Mr Ogden is Priest-in-charge of Mernda and Doreen Anglican Church, known as Plentylife, on Melbourne's rapidly growing northern fringe. He told Synod that Plentylife would mark its fifth birthday in February 2016 and would not have existed, and lives would not have been changed, without the support of the Diocese.

"This legislation supports new church initiatives in a clear and transparent way."

Ms Jan McCallum, of Christ Church Brunswick, questioned the relationship of AACs to existing parishes and said that if a new congregation or ministry were to exist in a geographical area of the Diocese, it should be designated as a parish with a responsibility to minister to all people in that area.

Archdeacon Condie said he understood the anxiety about new congregations being established within existing parish boundaries but noted that “innovation rarely comes from the centre”.

Debate ensued about the location of a congregation's worship centre, office and clergy residence -- and about what names such congregations could be called. One of the best-known AACs is City on a Hill, which has congregations in central Melbourne, Geelong and Maribyrnong, two of which meet in cinemas.

The Revd Tim Anderson, Vicar of St John's Healesville, said the Church "needed to be a bit edgy" and he didn't really care whether a congregation was called Metropolis on a Mountain or Village in a Valley.

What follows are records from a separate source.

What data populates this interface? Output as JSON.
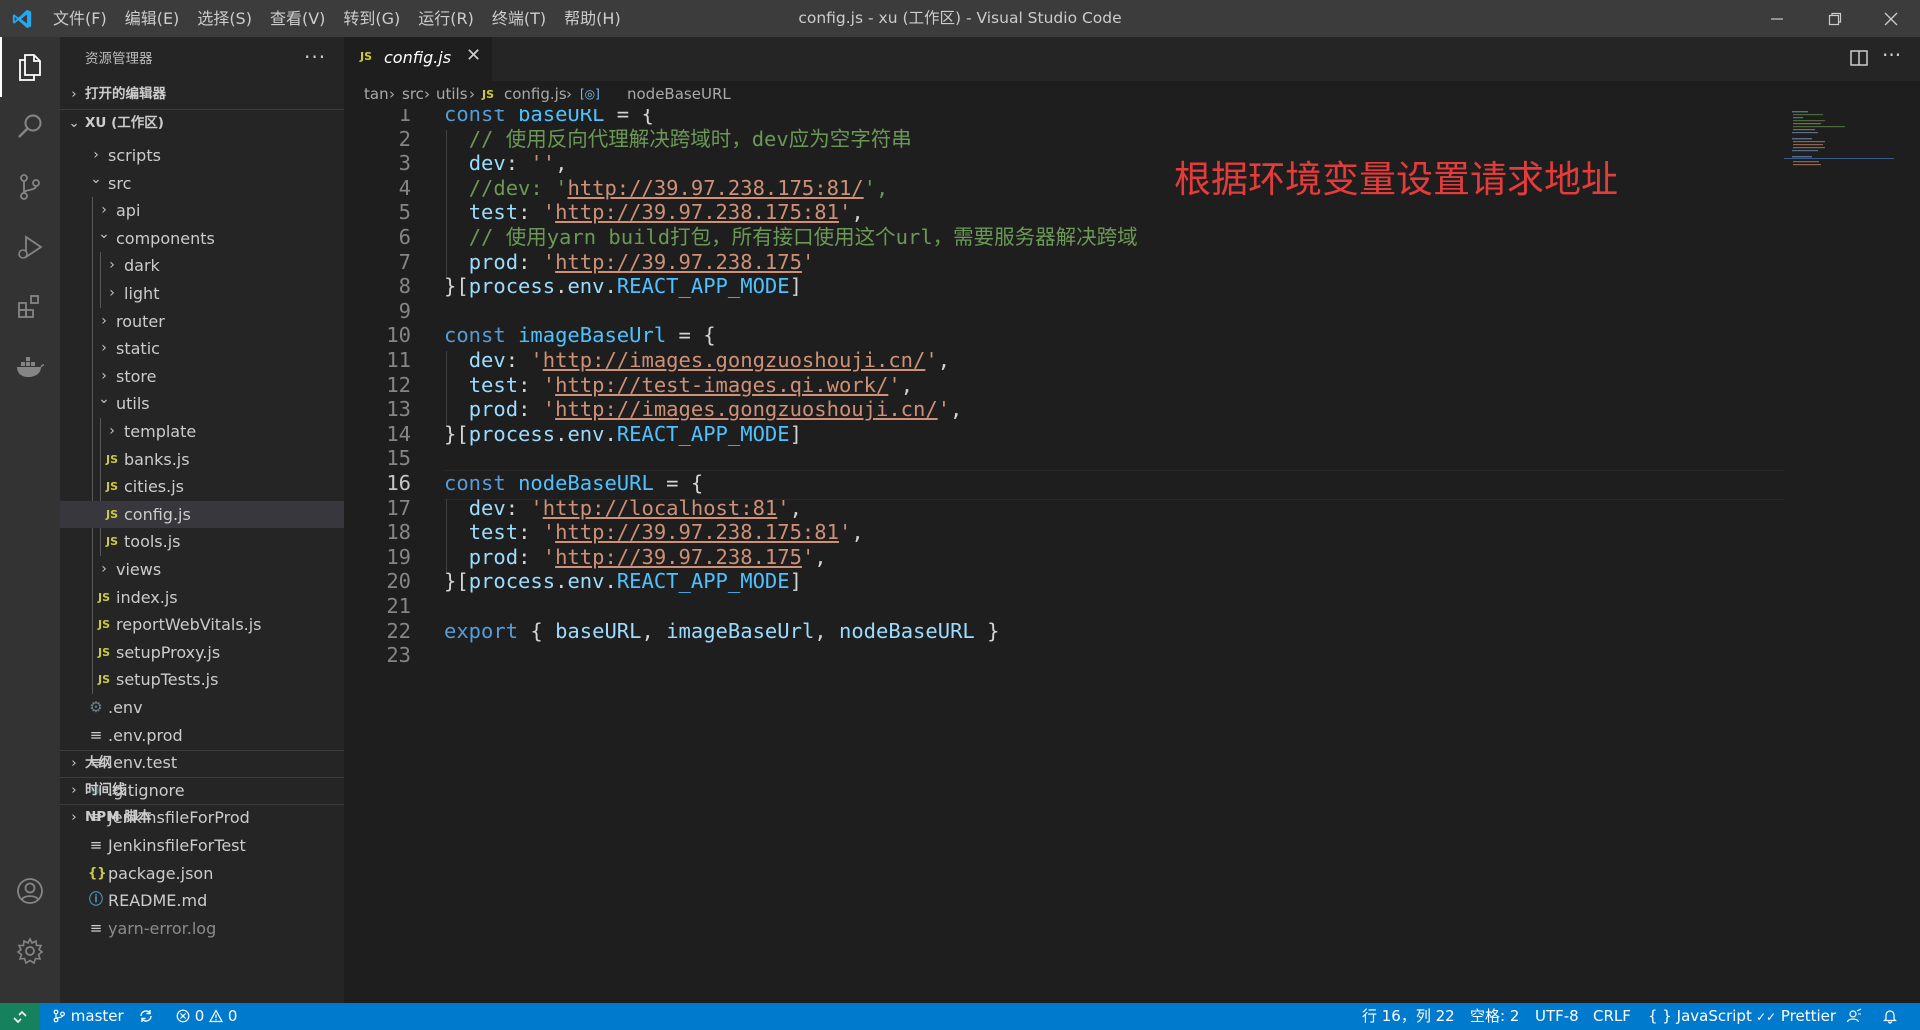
{
  "titlebar": {
    "window_title": "config.js - xu (工作区) - Visual Studio Code",
    "menus": [
      "文件(F)",
      "编辑(E)",
      "选择(S)",
      "查看(V)",
      "转到(G)",
      "运行(R)",
      "终端(T)",
      "帮助(H)"
    ]
  },
  "sidebar": {
    "title": "资源管理器",
    "open_editors": "打开的编辑器",
    "workspace": "XU (工作区)",
    "outline": "大纲",
    "timeline": "时间线",
    "npm_scripts": "NPM 脚本",
    "tree": [
      {
        "name": "scripts",
        "indent": 2,
        "type": "folder-closed"
      },
      {
        "name": "src",
        "indent": 2,
        "type": "folder-open"
      },
      {
        "name": "api",
        "indent": 3,
        "type": "folder-closed"
      },
      {
        "name": "components",
        "indent": 3,
        "type": "folder-open"
      },
      {
        "name": "dark",
        "indent": 4,
        "type": "folder-closed"
      },
      {
        "name": "light",
        "indent": 4,
        "type": "folder-closed"
      },
      {
        "name": "router",
        "indent": 3,
        "type": "folder-closed"
      },
      {
        "name": "static",
        "indent": 3,
        "type": "folder-closed"
      },
      {
        "name": "store",
        "indent": 3,
        "type": "folder-closed"
      },
      {
        "name": "utils",
        "indent": 3,
        "type": "folder-open"
      },
      {
        "name": "template",
        "indent": 4,
        "type": "folder-closed"
      },
      {
        "name": "banks.js",
        "indent": 4,
        "type": "js"
      },
      {
        "name": "cities.js",
        "indent": 4,
        "type": "js"
      },
      {
        "name": "config.js",
        "indent": 4,
        "type": "js",
        "selected": true
      },
      {
        "name": "tools.js",
        "indent": 4,
        "type": "js"
      },
      {
        "name": "views",
        "indent": 3,
        "type": "folder-closed"
      },
      {
        "name": "index.js",
        "indent": 3,
        "type": "js"
      },
      {
        "name": "reportWebVitals.js",
        "indent": 3,
        "type": "js"
      },
      {
        "name": "setupProxy.js",
        "indent": 3,
        "type": "js"
      },
      {
        "name": "setupTests.js",
        "indent": 3,
        "type": "js"
      },
      {
        "name": ".env",
        "indent": 2,
        "type": "gear"
      },
      {
        "name": ".env.prod",
        "indent": 2,
        "type": "lines"
      },
      {
        "name": ".env.test",
        "indent": 2,
        "type": "lines"
      },
      {
        "name": ".gitignore",
        "indent": 2,
        "type": "git"
      },
      {
        "name": "JenkinsfileForProd",
        "indent": 2,
        "type": "lines"
      },
      {
        "name": "JenkinsfileForTest",
        "indent": 2,
        "type": "lines"
      },
      {
        "name": "package.json",
        "indent": 2,
        "type": "json"
      },
      {
        "name": "README.md",
        "indent": 2,
        "type": "info"
      },
      {
        "name": "yarn-error.log",
        "indent": 2,
        "type": "lines",
        "dim": true
      }
    ],
    "icon_glyphs": {
      "js": "JS",
      "gear": "⚙",
      "lines": "≡",
      "git": "◆",
      "json": "{}",
      "info": "ⓘ"
    }
  },
  "editor": {
    "tab_label": "config.js",
    "tab_icon": "JS",
    "breadcrumbs": [
      "tan",
      "src",
      "utils",
      "config.js",
      "nodeBaseURL"
    ],
    "annotation": "根据环境变量设置请求地址",
    "active_line": 16,
    "lines": [
      [
        [
          "kw",
          "const "
        ],
        [
          "var",
          "baseURL"
        ],
        [
          "punc",
          " = {"
        ]
      ],
      [
        [
          "punc",
          "  "
        ],
        [
          "cmt",
          "// 使用反向代理解决跨域时，dev应为空字符串"
        ]
      ],
      [
        [
          "punc",
          "  "
        ],
        [
          "prop",
          "dev"
        ],
        [
          "punc",
          ": "
        ],
        [
          "str",
          "''"
        ],
        [
          "punc",
          ","
        ]
      ],
      [
        [
          "punc",
          "  "
        ],
        [
          "cmt",
          "//dev: '"
        ],
        [
          "url",
          "http://39.97.238.175:81/"
        ],
        [
          "cmt",
          "',"
        ]
      ],
      [
        [
          "punc",
          "  "
        ],
        [
          "prop",
          "test"
        ],
        [
          "punc",
          ": "
        ],
        [
          "str",
          "'"
        ],
        [
          "url",
          "http://39.97.238.175:81"
        ],
        [
          "str",
          "'"
        ],
        [
          "punc",
          ","
        ]
      ],
      [
        [
          "punc",
          "  "
        ],
        [
          "cmt",
          "// 使用yarn build打包，所有接口使用这个url，需要服务器解决跨域"
        ]
      ],
      [
        [
          "punc",
          "  "
        ],
        [
          "prop",
          "prod"
        ],
        [
          "punc",
          ": "
        ],
        [
          "str",
          "'"
        ],
        [
          "url",
          "http://39.97.238.175"
        ],
        [
          "str",
          "'"
        ]
      ],
      [
        [
          "punc",
          "}["
        ],
        [
          "prop",
          "process"
        ],
        [
          "punc",
          "."
        ],
        [
          "prop",
          "env"
        ],
        [
          "punc",
          "."
        ],
        [
          "const",
          "REACT_APP_MODE"
        ],
        [
          "punc",
          "]"
        ]
      ],
      [],
      [
        [
          "kw",
          "const "
        ],
        [
          "var",
          "imageBaseUrl"
        ],
        [
          "punc",
          " = {"
        ]
      ],
      [
        [
          "punc",
          "  "
        ],
        [
          "prop",
          "dev"
        ],
        [
          "punc",
          ": "
        ],
        [
          "str",
          "'"
        ],
        [
          "url",
          "http://images.gongzuoshouji.cn/"
        ],
        [
          "str",
          "'"
        ],
        [
          "punc",
          ","
        ]
      ],
      [
        [
          "punc",
          "  "
        ],
        [
          "prop",
          "test"
        ],
        [
          "punc",
          ": "
        ],
        [
          "str",
          "'"
        ],
        [
          "url",
          "http://test-images.qi.work/"
        ],
        [
          "str",
          "'"
        ],
        [
          "punc",
          ","
        ]
      ],
      [
        [
          "punc",
          "  "
        ],
        [
          "prop",
          "prod"
        ],
        [
          "punc",
          ": "
        ],
        [
          "str",
          "'"
        ],
        [
          "url",
          "http://images.gongzuoshouji.cn/"
        ],
        [
          "str",
          "'"
        ],
        [
          "punc",
          ","
        ]
      ],
      [
        [
          "punc",
          "}["
        ],
        [
          "prop",
          "process"
        ],
        [
          "punc",
          "."
        ],
        [
          "prop",
          "env"
        ],
        [
          "punc",
          "."
        ],
        [
          "const",
          "REACT_APP_MODE"
        ],
        [
          "punc",
          "]"
        ]
      ],
      [],
      [
        [
          "kw",
          "const "
        ],
        [
          "var",
          "nodeBaseURL"
        ],
        [
          "punc",
          " = {"
        ]
      ],
      [
        [
          "punc",
          "  "
        ],
        [
          "prop",
          "dev"
        ],
        [
          "punc",
          ": "
        ],
        [
          "str",
          "'"
        ],
        [
          "url",
          "http://localhost:81"
        ],
        [
          "str",
          "'"
        ],
        [
          "punc",
          ","
        ]
      ],
      [
        [
          "punc",
          "  "
        ],
        [
          "prop",
          "test"
        ],
        [
          "punc",
          ": "
        ],
        [
          "str",
          "'"
        ],
        [
          "url",
          "http://39.97.238.175:81"
        ],
        [
          "str",
          "'"
        ],
        [
          "punc",
          ","
        ]
      ],
      [
        [
          "punc",
          "  "
        ],
        [
          "prop",
          "prod"
        ],
        [
          "punc",
          ": "
        ],
        [
          "str",
          "'"
        ],
        [
          "url",
          "http://39.97.238.175"
        ],
        [
          "str",
          "'"
        ],
        [
          "punc",
          ","
        ]
      ],
      [
        [
          "punc",
          "}["
        ],
        [
          "prop",
          "process"
        ],
        [
          "punc",
          "."
        ],
        [
          "prop",
          "env"
        ],
        [
          "punc",
          "."
        ],
        [
          "const",
          "REACT_APP_MODE"
        ],
        [
          "punc",
          "]"
        ]
      ],
      [],
      [
        [
          "kw",
          "export"
        ],
        [
          "punc",
          " { "
        ],
        [
          "prop",
          "baseURL"
        ],
        [
          "punc",
          ", "
        ],
        [
          "prop",
          "imageBaseUrl"
        ],
        [
          "punc",
          ", "
        ],
        [
          "prop",
          "nodeBaseURL"
        ],
        [
          "punc",
          " }"
        ]
      ],
      []
    ]
  },
  "statusbar": {
    "branch": "master",
    "errors": "0",
    "warnings": "0",
    "cursor": "行 16，列 22",
    "spaces": "空格: 2",
    "encoding": "UTF-8",
    "eol": "CRLF",
    "language": "JavaScript",
    "formatter": "Prettier",
    "language_icon": "{ }",
    "formatter_icon": "✓✓"
  },
  "colors": {
    "accent": "#007acc",
    "remote": "#16825d",
    "annotation": "#e43b3b"
  }
}
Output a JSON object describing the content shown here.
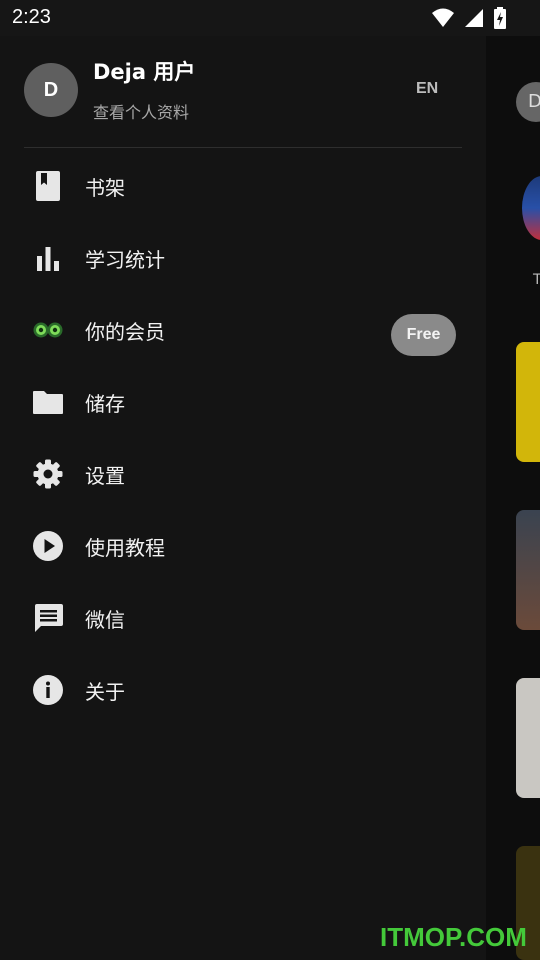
{
  "status_bar": {
    "time": "2:23"
  },
  "profile": {
    "avatar_letter": "D",
    "name": "Deja 用户",
    "view_profile": "查看个人资料",
    "language": "EN"
  },
  "menu": [
    {
      "label": "书架",
      "icon": "bookmark-icon"
    },
    {
      "label": "学习统计",
      "icon": "bar-chart-icon"
    },
    {
      "label": "你的会员",
      "icon": "membership-eyes-icon",
      "badge": "Free"
    },
    {
      "label": "储存",
      "icon": "folder-icon"
    },
    {
      "label": "设置",
      "icon": "gear-icon"
    },
    {
      "label": "使用教程",
      "icon": "play-circle-icon"
    },
    {
      "label": "微信",
      "icon": "chat-icon"
    },
    {
      "label": "关于",
      "icon": "info-icon"
    }
  ],
  "background": {
    "avatar_letter": "D",
    "label": "T"
  },
  "watermark": "ITMOP.COM",
  "colors": {
    "drawer_bg": "#141414",
    "badge_bg": "#8a8a8a",
    "watermark": "#44c93a"
  }
}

He noted that some parishes already had changed their names for "good and Godly reasons', citing GWAC (Glen Waverley Anglican Church), RAFT (Rowville and Ferntree Gully Anglican Church) and CHAWPAC (Croydon Hills and Wonga Park Anglican Church).

But the Revd Dr David Powys, Vicar of St John's Cranbourne with Christ Church Tooradin, said AACs were in some cases a means of transition for people and that they should be very careful "not to, in any way, discredit or despise the things that are really good about Anglicanism at its parish best".

Synod approved the legislation on the voices in both the houses of clergy and laity and applauded when Archbishop Philip Freier, as President of Synod, declared it passed.

The Synod also passed amendments to the landmark Parish Governance Act it adopted in 2013. Introducing the amendments, the Revd Dr Brad Billings, Director of Theological Education, said they followed feedback and suggestions from many people across the Diocese after two years' operation of the Act.

"I think it is fair to say that the amendments being introduced are not major, and that the Act as a whole has not required major revision," Dr Billings said.

Synod also:

* Formally adopted two motions on family violence, including a call to all parishes to consider ways they could reduce the level of violence in their own communities through education and participation in "active bystander" workshops, by speaking out against violence against women and children, and by establishing partnerships with Anglican agencies to provide resources for victims;

* Expressed concern about proposals to cut penalty rates for Sunday work to the level of Saturday work "ignoring the still widely held preference of the community for Sunday as a shared day of social rest, a shared day of worship for many, and the importance of extra compensation for those deprived of this, often amongst poorer members of the community";

* Urged parishes to use the submission of the Social Responsibilities Committee of the Diocese to the Victorian Parliamentary Inquiry into End-of-Life Choices in discussions on the issues of treatment withdrawal, Advance Care Planning, palliative care and euthanasia/physician-assisted suicide;

* Expressed its great concern and disappointment about the lack of systemic commitment in the Diocese to advance a 2010 resolution to ensure full participation in the life of the Church by people with disabilities, their families and carers;

* Recognised "the current stresses and opportunities in rural and regional Victoria", called on parishes and organisations in the Diocese to establish relationships with parishes there, and commended the work of the Bush Church Aid Society; and

* Paid tribute to prominent church historian and advocate for women's ministry, Dr Muriel Porter OAM, who has resigned from Synod after 31 years.